● **Records for this exercise**:
━━━━━━━━

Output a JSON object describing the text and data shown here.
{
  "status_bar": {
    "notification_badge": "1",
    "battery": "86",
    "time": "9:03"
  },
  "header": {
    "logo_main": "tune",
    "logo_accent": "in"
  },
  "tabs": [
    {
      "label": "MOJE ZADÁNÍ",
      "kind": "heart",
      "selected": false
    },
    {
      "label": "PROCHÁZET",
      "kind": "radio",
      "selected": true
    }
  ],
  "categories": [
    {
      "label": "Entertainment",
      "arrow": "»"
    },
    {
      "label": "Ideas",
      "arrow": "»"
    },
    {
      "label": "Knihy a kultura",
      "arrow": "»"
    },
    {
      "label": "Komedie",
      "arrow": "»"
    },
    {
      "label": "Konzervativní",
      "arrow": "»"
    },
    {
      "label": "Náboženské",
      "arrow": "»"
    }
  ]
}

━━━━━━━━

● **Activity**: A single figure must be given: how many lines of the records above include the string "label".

● **Task answer**: 8